**WORK ORDER:**
Would you set down the complete data below, exactly as shown?

(Excerpts from an interface dataset)
--- START ---
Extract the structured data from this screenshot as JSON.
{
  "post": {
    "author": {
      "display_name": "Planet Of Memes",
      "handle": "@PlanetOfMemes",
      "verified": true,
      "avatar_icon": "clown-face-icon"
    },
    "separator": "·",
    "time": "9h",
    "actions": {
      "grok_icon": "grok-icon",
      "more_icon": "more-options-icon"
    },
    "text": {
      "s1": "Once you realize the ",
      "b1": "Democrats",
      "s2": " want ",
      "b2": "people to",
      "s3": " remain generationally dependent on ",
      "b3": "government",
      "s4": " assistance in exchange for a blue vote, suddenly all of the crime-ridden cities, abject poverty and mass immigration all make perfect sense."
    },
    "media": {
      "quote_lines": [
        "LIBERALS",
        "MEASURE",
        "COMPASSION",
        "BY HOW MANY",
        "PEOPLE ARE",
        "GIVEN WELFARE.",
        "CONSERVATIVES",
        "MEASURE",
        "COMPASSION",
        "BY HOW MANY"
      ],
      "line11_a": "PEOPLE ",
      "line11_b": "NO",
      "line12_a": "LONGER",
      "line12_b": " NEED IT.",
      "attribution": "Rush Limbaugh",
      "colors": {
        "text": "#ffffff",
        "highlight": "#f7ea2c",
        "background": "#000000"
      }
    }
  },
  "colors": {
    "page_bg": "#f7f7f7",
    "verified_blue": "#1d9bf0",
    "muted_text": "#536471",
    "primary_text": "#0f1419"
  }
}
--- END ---
**SOLUTION TO THIS EXERCISE:**
Extract the structured data from this screenshot as JSON.
{
  "post": {
    "author": {
      "display_name": "Planet Of Memes",
      "handle": "@PlanetOfMemes",
      "verified": true,
      "avatar_icon": "clown-face-icon"
    },
    "separator": "·",
    "time": "9h",
    "actions": {
      "grok_icon": "grok-icon",
      "more_icon": "more-options-icon"
    },
    "text": {
      "s1": "Once you realize the ",
      "b1": "Democrats",
      "s2": " want ",
      "b2": "people to",
      "s3": " remain generationally dependent on ",
      "b3": "government",
      "s4": " assistance in exchange for a blue vote, suddenly all of the crime-ridden cities, abject poverty and mass immigration all make perfect sense."
    },
    "media": {
      "quote_lines": [
        "LIBERALS",
        "MEASURE",
        "COMPASSION",
        "BY HOW MANY",
        "PEOPLE ARE",
        "GIVEN WELFARE.",
        "CONSERVATIVES",
        "MEASURE",
        "COMPASSION",
        "BY HOW MANY"
      ],
      "line11_a": "PEOPLE ",
      "line11_b": "NO",
      "line12_a": "LONGER",
      "line12_b": " NEED IT.",
      "attribution": "Rush Limbaugh",
      "colors": {
        "text": "#ffffff",
        "highlight": "#f7ea2c",
        "background": "#000000"
      }
    }
  },
  "colors": {
    "page_bg": "#f7f7f7",
    "verified_blue": "#1d9bf0",
    "muted_text": "#536471",
    "primary_text": "#0f1419"
  }
}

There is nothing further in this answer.